Estoppel and Agency Theories for Non-Signatories to Compel Arbitration

A twisted set of underlying facts did not detract from the core of an appellate court decision: even if one party to a contract with an arbitration clause was not part of a lawsuit, agents and closely-related persons/entities could compel arbitration. That is the outcome of a California Court of Appeal decision.

Two contractors signed agreements with Minarc, Inc. for design of prefabricated houses. Those contracts had arbitration clauses. The design called for panels made by a company known as mnmMOD [that’s not a typo] Building Solutions. Both contractors signed purchase agreements with mnmMOD, which did not have any arbitration clause. But the panels “were defective and unusable.” And it turns out that the principals of Minarc, contrary to representations, were not registered architects. Several other facts, unhelpful to the defendants, are not repeated here. The construction projects ground to a halt.

The contractors sued Minarc, mnmMOD, and the persons who had represented themselves as architects. The defendants moved to compel arbitration, and the contractors in response dropped Minarc from the lawsuit, and then argued that no remaining party had a contract requiring arbitration.

But the California appellate court has ruled that the remaining defendants can compel arbitration. “Where the signatory raises allegations of substantially interdependent and concerted misconduct by the non-signatory and the signatory to the contract and the behavior is related to the contract containing the arbitration clause, estoppel is warranted.” Further, some of the defendants were the principals of Minarc, and thus agents of the corporate entity. “Parties sued as agents or alter egos of a signatory may enforce an arbitration agreement.”

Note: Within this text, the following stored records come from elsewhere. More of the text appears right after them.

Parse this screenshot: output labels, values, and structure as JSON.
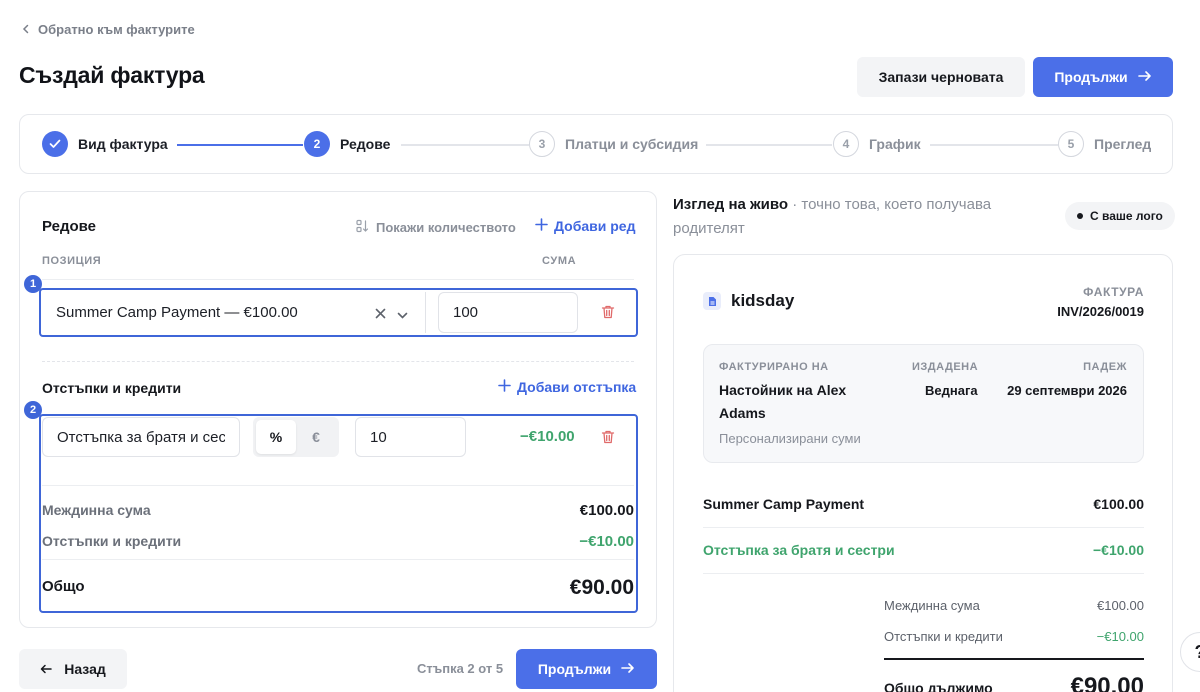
{
  "header": {
    "back_link": "Обратно към фактурите",
    "title": "Създай фактура",
    "save_draft": "Запази черновата",
    "continue": "Продължи"
  },
  "stepper": {
    "steps": [
      {
        "number": "1",
        "label": "Вид фактура",
        "state": "done"
      },
      {
        "number": "2",
        "label": "Редове",
        "state": "active"
      },
      {
        "number": "3",
        "label": "Платци и субсидия",
        "state": "pending"
      },
      {
        "number": "4",
        "label": "График",
        "state": "pending"
      },
      {
        "number": "5",
        "label": "Преглед",
        "state": "pending"
      }
    ]
  },
  "lines": {
    "title": "Редове",
    "show_quantity": "Покажи количеството",
    "add_line": "Добави ред",
    "col_position": "ПОЗИЦИЯ",
    "col_amount": "СУМА",
    "marker_1": "1",
    "item_select_value": "Summer Camp Payment — €100.00",
    "item_amount": "100"
  },
  "discounts": {
    "title": "Отстъпки и кредити",
    "add_discount": "Добави отстъпка",
    "marker_2": "2",
    "name_value": "Отстъпка за братя и сес",
    "type_percent": "%",
    "type_euro": "€",
    "selected_type": "%",
    "value": "10",
    "computed": "−€10.00"
  },
  "summary": {
    "subtotal_label": "Междинна сума",
    "subtotal_value": "€100.00",
    "discounts_label": "Отстъпки и кредити",
    "discounts_value": "−€10.00",
    "total_label": "Общо",
    "total_value": "€90.00"
  },
  "footer": {
    "back": "Назад",
    "step_counter": "Стъпка 2 от 5",
    "continue": "Продължи"
  },
  "preview": {
    "heading_bold": "Изглед на живо",
    "heading_rest": " · точно това, което получава родителят",
    "logo_badge": "С ваше лого",
    "brand": "kidsday",
    "invoice_kind": "ФАКТУРА",
    "invoice_number": "INV/2026/0019",
    "billed_to_label": "ФАКТУРИРАНО НА",
    "billed_to_value": "Настойник на Alex Adams",
    "billed_to_sub": "Персонализирани суми",
    "issued_label": "ИЗДАДЕНА",
    "issued_value": "Веднага",
    "due_label": "ПАДЕЖ",
    "due_value": "29 септември 2026",
    "line_name": "Summer Camp Payment",
    "line_amount": "€100.00",
    "discount_name": "Отстъпка за братя и сестри",
    "discount_amount": "−€10.00",
    "subtotal_label": "Междинна сума",
    "subtotal_value": "€100.00",
    "discounts_label": "Отстъпки и кредити",
    "discounts_value": "−€10.00",
    "total_label": "Общо дължимо",
    "total_value": "€90.00"
  },
  "help": "?",
  "colors": {
    "accent": "#4b6fe8",
    "positive": "#3fa46d",
    "danger": "#e06a6a"
  }
}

Thus, both the individuals and mnmMOD, as the supply company, could compel arbitration with the contractors per the arbitration clause in the contracts each contractor had with Minarc, under agency and estoppel theories. The case is Random Holdings v. M3House, LLC, 2017 Cal. App. Unpub. LEXIS 4092 (June 15, 2017).